TASK INPUTS:
........

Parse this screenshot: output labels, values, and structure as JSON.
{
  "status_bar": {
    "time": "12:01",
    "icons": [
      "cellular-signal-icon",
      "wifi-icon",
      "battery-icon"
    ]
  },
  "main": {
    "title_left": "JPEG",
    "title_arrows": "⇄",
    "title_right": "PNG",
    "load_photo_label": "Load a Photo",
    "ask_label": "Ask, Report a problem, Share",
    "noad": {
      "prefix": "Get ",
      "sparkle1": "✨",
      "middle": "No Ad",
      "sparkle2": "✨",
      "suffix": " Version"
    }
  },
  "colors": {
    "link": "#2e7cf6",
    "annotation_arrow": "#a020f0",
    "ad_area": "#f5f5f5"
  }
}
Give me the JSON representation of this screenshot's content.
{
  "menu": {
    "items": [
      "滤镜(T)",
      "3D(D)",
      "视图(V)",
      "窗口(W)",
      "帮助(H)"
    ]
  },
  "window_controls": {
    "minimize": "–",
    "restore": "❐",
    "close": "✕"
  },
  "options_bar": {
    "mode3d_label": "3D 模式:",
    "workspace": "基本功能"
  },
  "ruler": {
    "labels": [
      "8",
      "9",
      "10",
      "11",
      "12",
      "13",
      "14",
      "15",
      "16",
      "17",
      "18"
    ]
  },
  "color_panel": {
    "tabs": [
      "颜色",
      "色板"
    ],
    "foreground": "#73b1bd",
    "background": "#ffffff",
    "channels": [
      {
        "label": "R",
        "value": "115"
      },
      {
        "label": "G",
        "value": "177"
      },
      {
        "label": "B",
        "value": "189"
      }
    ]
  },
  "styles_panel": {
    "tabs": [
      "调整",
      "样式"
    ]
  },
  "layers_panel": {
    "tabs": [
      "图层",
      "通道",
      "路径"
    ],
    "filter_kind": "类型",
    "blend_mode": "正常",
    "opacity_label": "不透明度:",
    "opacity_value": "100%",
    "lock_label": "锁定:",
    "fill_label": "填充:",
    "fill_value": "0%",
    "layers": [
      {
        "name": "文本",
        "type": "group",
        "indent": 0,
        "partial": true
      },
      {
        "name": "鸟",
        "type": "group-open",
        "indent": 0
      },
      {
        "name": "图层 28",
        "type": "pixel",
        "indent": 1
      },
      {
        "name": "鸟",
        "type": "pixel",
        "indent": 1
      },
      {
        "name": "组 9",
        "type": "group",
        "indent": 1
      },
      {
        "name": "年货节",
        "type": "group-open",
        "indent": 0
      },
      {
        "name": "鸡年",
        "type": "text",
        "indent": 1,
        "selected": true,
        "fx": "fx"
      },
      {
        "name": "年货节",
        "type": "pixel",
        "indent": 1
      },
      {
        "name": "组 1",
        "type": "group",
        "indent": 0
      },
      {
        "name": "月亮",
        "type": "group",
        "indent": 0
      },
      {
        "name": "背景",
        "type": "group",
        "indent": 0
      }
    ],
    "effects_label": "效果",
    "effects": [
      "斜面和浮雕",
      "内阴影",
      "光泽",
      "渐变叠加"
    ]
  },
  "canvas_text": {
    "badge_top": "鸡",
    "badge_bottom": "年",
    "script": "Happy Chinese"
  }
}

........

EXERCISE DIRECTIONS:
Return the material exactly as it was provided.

ANSWER SECTION:
Parse this screenshot: output labels, values, and structure as JSON.
{
  "status_bar": {
    "time": "12:01",
    "icons": [
      "cellular-signal-icon",
      "wifi-icon",
      "battery-icon"
    ]
  },
  "main": {
    "title_left": "JPEG",
    "title_arrows": "⇄",
    "title_right": "PNG",
    "load_photo_label": "Load a Photo",
    "ask_label": "Ask, Report a problem, Share",
    "noad": {
      "prefix": "Get ",
      "sparkle1": "✨",
      "middle": "No Ad",
      "sparkle2": "✨",
      "suffix": " Version"
    }
  },
  "colors": {
    "link": "#2e7cf6",
    "annotation_arrow": "#a020f0",
    "ad_area": "#f5f5f5"
  }
}
Give me the JSON representation of this screenshot's content.
{
  "menu": {
    "items": [
      "滤镜(T)",
      "3D(D)",
      "视图(V)",
      "窗口(W)",
      "帮助(H)"
    ]
  },
  "window_controls": {
    "minimize": "–",
    "restore": "❐",
    "close": "✕"
  },
  "options_bar": {
    "mode3d_label": "3D 模式:",
    "workspace": "基本功能"
  },
  "ruler": {
    "labels": [
      "8",
      "9",
      "10",
      "11",
      "12",
      "13",
      "14",
      "15",
      "16",
      "17",
      "18"
    ]
  },
  "color_panel": {
    "tabs": [
      "颜色",
      "色板"
    ],
    "foreground": "#73b1bd",
    "background": "#ffffff",
    "channels": [
      {
        "label": "R",
        "value": "115"
      },
      {
        "label": "G",
        "value": "177"
      },
      {
        "label": "B",
        "value": "189"
      }
    ]
  },
  "styles_panel": {
    "tabs": [
      "调整",
      "样式"
    ]
  },
  "layers_panel": {
    "tabs": [
      "图层",
      "通道",
      "路径"
    ],
    "filter_kind": "类型",
    "blend_mode": "正常",
    "opacity_label": "不透明度:",
    "opacity_value": "100%",
    "lock_label": "锁定:",
    "fill_label": "填充:",
    "fill_value": "0%",
    "layers": [
      {
        "name": "文本",
        "type": "group",
        "indent": 0,
        "partial": true
      },
      {
        "name": "鸟",
        "type": "group-open",
        "indent": 0
      },
      {
        "name": "图层 28",
        "type": "pixel",
        "indent": 1
      },
      {
        "name": "鸟",
        "type": "pixel",
        "indent": 1
      },
      {
        "name": "组 9",
        "type": "group",
        "indent": 1
      },
      {
        "name": "年货节",
        "type": "group-open",
        "indent": 0
      },
      {
        "name": "鸡年",
        "type": "text",
        "indent": 1,
        "selected": true,
        "fx": "fx"
      },
      {
        "name": "年货节",
        "type": "pixel",
        "indent": 1
      },
      {
        "name": "组 1",
        "type": "group",
        "indent": 0
      },
      {
        "name": "月亮",
        "type": "group",
        "indent": 0
      },
      {
        "name": "背景",
        "type": "group",
        "indent": 0
      }
    ],
    "effects_label": "效果",
    "effects": [
      "斜面和浮雕",
      "内阴影",
      "光泽",
      "渐变叠加"
    ]
  },
  "canvas_text": {
    "badge_top": "鸡",
    "badge_bottom": "年",
    "script": "Happy Chinese"
  }
}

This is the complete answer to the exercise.